Illinois Credit Agreements Act

The process of negotiating a loan can often lead to a disagreement between a borrower and a lender over whether a loan has been accepted or what the terms of the loan are. In Illinois, the Credit Agreements Act is designed to ensure the security of the parties in the credit negotiation process. The credit contracts law is not new. It has been around for almost 25 years. But both borrowers and lenders should be aware that the Illinois courts have strictly complied with the requirements of the law and have refused to enforce credit contracts unless they scrupulously comply with the provisions of the law. The scope of the law is broad insofar as any agreement or obligation of a creditor is to lend money or extend credits or to delay or account for the repayment of the money for commercial purposes. It ultimately provides protection to a lender, since a borrower does not maintain any action in connection with a credit contract or in any way, unless the credit contract is written: (1); (2) expresses an agreement or obligation to grant credits or extend credits or delays or repay funds; (3) defines the applicable terms and conditions; and (3) be signed by the creditor and the debtor. With respect to commercial financing, the Illinois Credit Agreements Act, 815 ILCS 160/0.01, and seq., is an important law that borrowers and lenders must understand when trading credit terms. The Illinois Credit Agreements Act («Act») was passed in 1990 in response to concerns that borrower and loan disputes would be tainted by reckless claims and defences by borrowers. The Illinois Fraud Act has offered limited protection against these claims and defences, as it requires that contracts that cannot be concluded within one year and oral agreements as guarantors of the guilt of another party be written.

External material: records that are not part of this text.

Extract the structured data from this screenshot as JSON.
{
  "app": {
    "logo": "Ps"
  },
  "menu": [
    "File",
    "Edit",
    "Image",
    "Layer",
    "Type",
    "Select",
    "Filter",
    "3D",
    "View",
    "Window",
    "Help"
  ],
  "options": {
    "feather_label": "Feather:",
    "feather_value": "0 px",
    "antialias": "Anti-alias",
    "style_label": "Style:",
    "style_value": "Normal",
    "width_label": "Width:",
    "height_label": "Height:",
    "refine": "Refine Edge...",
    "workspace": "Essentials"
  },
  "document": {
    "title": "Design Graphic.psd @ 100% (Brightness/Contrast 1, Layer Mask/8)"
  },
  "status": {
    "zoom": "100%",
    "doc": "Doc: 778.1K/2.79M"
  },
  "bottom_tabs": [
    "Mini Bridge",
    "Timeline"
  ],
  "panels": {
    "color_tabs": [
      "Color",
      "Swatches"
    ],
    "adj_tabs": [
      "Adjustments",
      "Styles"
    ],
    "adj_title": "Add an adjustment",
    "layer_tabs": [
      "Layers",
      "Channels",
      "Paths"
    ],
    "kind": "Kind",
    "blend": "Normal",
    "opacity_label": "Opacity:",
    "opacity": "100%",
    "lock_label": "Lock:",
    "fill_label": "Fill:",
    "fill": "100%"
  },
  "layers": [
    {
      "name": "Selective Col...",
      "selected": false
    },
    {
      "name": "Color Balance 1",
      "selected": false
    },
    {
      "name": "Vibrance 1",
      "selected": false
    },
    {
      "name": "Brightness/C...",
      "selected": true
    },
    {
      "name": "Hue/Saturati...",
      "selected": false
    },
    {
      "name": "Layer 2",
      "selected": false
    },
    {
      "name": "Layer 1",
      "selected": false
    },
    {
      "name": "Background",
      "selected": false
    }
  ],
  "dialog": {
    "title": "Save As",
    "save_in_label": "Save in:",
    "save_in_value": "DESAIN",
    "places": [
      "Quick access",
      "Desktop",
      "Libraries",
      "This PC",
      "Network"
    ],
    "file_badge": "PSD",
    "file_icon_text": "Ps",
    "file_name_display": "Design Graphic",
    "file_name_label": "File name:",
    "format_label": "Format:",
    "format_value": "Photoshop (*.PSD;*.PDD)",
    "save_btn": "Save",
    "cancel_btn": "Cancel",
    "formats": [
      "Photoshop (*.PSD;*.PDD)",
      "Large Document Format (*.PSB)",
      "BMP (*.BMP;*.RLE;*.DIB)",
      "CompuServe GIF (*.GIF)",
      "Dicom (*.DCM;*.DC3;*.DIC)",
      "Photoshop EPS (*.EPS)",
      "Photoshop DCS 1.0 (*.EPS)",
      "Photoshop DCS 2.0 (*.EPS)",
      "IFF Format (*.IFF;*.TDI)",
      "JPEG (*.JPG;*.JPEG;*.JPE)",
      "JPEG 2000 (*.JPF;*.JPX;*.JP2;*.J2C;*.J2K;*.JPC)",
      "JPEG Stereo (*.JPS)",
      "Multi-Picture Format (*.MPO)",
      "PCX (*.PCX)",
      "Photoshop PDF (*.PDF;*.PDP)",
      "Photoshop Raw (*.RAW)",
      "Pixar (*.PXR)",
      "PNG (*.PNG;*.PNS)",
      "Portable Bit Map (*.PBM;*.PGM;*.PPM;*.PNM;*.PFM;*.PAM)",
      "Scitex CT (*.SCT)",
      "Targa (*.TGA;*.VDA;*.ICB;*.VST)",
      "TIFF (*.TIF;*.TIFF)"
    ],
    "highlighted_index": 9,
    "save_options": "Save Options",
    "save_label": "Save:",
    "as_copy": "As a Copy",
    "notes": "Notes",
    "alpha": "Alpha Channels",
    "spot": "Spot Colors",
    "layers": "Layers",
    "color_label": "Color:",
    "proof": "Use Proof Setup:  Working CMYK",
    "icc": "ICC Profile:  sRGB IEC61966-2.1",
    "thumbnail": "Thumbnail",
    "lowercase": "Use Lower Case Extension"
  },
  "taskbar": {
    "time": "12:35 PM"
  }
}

However, borrowers could continue to assert rights and defences based on oral statements from a lender. The law changed that. In establishing a loan contract in Illinois, there is a big difference between private and commercial loans. Individuals or spouses take out personal credits to pay for family or household expenses – the most common example is home mortgages. Commercial loans are credit contracts with contractors for the purpose of setting up or expanding a business. In Illinois, commercial loans are more advantageous to lenders than private loans under the Illinois Credit Agreements Act. Thus, the guarantee of classifying a loan as a credit contract could protect you from a long dispute. Times are good.